- Made up of the processes that bring the product into contact with the consumer, from the company where it is manufactured to the consumer's hands. Fundamental figures such as suppliers and distributors intervene in these processes.
- It also refers not only to the journey that the product makes to the point of sale, but also to the point of sale itself.
- Depending on how easy it is for a company to target, it will have to use more or less channels and intermediaries. All of this will influence the selling price.
- With online commerce, distribution has changed radically. In fact, there are shops that do not offer a physical service or multi-brand businesses with corners for different brands that cannot afford to rent an entire store for their products.
- This is the process by which the company tries to persuasively communicate value to the customer and forge relationships with them.
- Promotion involves advertising, public relations, personal selling, sales promotion and marketing tools .
- The company's communication should always be two-way, giving the customer the possibility to initiate a conversation.
- Promotion, however, goes beyond product information, although this is an essential part of it.
- Two of the best known promotion strategies are Push and Pull. The first, translated from English as "push", consists of bringing the product closer to the consumer through distribution channels. The second, "pull", consists of attracting consumers through advertising or promotional actions.
- Nowadays, promotion is one of the variables that generates most interest in business strategy due to its great power.

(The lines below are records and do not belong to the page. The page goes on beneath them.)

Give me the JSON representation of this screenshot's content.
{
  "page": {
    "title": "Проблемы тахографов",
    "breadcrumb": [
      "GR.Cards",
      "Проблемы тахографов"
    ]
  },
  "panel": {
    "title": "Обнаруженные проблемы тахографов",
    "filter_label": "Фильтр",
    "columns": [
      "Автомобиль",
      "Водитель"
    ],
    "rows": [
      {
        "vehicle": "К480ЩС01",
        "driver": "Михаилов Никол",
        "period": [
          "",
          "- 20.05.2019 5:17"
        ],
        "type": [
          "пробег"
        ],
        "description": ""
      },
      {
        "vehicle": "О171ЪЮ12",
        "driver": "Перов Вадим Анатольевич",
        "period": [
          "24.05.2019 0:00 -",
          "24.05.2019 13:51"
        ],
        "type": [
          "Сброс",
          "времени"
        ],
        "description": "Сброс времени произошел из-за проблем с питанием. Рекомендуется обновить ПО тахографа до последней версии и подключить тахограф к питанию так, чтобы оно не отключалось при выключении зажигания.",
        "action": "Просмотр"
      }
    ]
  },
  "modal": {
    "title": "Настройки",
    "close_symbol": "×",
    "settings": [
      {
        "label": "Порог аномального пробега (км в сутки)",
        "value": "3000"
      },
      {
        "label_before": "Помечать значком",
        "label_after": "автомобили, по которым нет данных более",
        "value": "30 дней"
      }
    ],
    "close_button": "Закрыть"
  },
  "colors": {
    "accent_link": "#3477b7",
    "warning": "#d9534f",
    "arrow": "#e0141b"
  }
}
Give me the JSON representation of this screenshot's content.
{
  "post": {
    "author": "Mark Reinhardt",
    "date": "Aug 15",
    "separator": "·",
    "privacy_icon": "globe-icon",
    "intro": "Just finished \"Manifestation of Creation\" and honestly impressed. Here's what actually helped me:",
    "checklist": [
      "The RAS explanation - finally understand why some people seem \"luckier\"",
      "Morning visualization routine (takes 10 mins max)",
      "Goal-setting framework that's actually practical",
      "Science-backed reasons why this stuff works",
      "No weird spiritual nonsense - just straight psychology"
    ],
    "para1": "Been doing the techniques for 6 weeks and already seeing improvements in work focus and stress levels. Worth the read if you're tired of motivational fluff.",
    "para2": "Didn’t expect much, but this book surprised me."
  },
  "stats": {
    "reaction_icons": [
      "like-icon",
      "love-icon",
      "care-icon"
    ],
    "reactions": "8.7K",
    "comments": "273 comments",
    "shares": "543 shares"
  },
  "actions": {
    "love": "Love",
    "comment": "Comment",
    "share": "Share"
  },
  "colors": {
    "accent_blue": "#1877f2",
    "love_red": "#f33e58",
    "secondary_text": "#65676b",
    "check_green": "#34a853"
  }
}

However, the evolution of the market and consumer models has made this classification obsolete. Today, marketing is oriented from the perspective of the consumer, not the product. The buyer is placed at the centre of all strategies and processes, seeking to capture their attention and satisfy their needs. In the 1990s, the 4Ps of marketing were replaced by Robert Lauterborn's 4Cs.